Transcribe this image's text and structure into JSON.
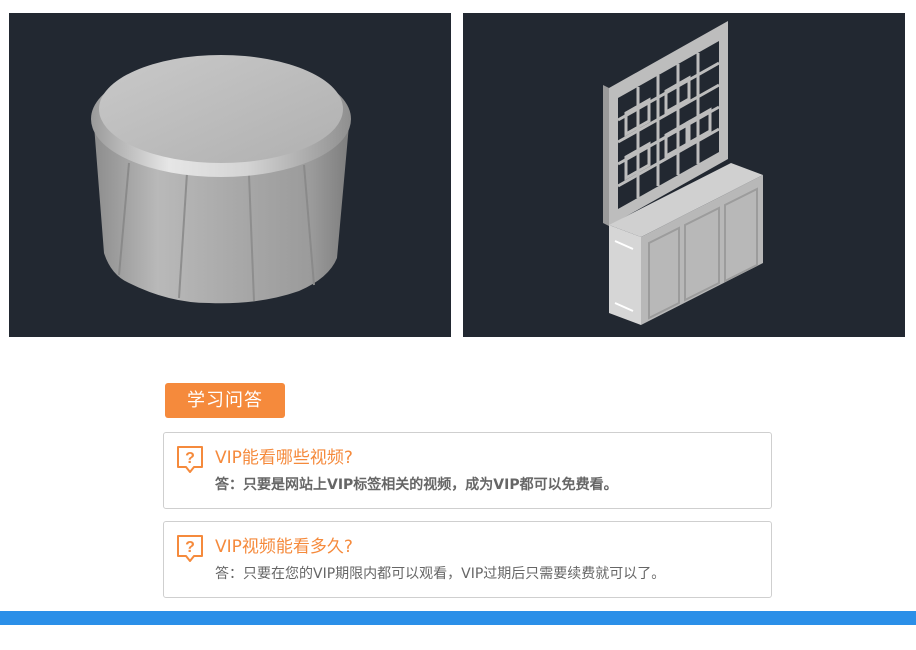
{
  "colors": {
    "viewport_bg": "#222831",
    "accent_orange": "#f58a3c",
    "bar_blue": "#2b8fe8",
    "model_gray": "#a8a8a8"
  },
  "viewports": [
    {
      "content": "round-tablecloth-3d-model"
    },
    {
      "content": "lattice-screen-cabinet-3d-model"
    }
  ],
  "qa_section": {
    "tab_label": "学习问答",
    "items": [
      {
        "question": "VIP能看哪些视频?",
        "answer": "答：只要是网站上VIP标签相关的视频，成为VIP都可以免费看。",
        "icon": "question-bubble-icon"
      },
      {
        "question": "VIP视频能看多久?",
        "answer": "答：只要在您的VIP期限内都可以观看，VIP过期后只需要续费就可以了。",
        "icon": "question-bubble-icon"
      }
    ]
  }
}
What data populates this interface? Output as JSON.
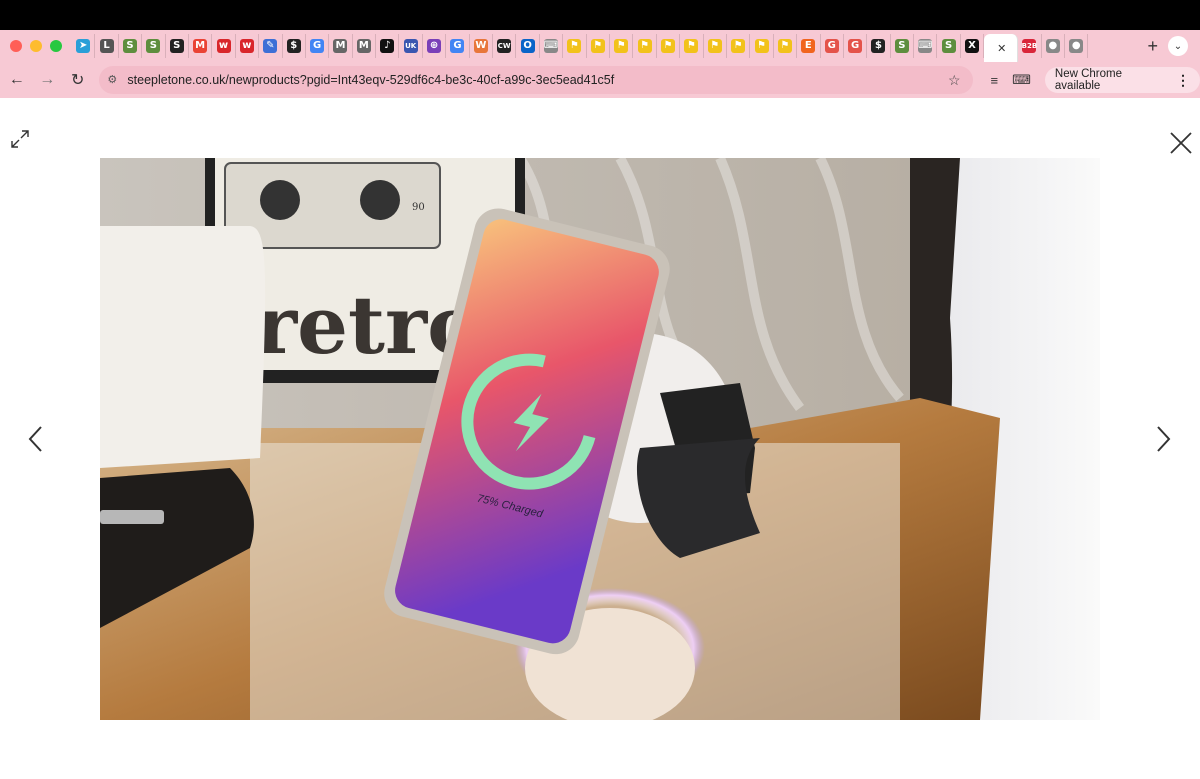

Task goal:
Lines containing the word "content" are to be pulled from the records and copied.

Exercise solution:
      "content": "round-tablecloth-3d-model"
      "content": "lattice-screen-cabinet-3d-model"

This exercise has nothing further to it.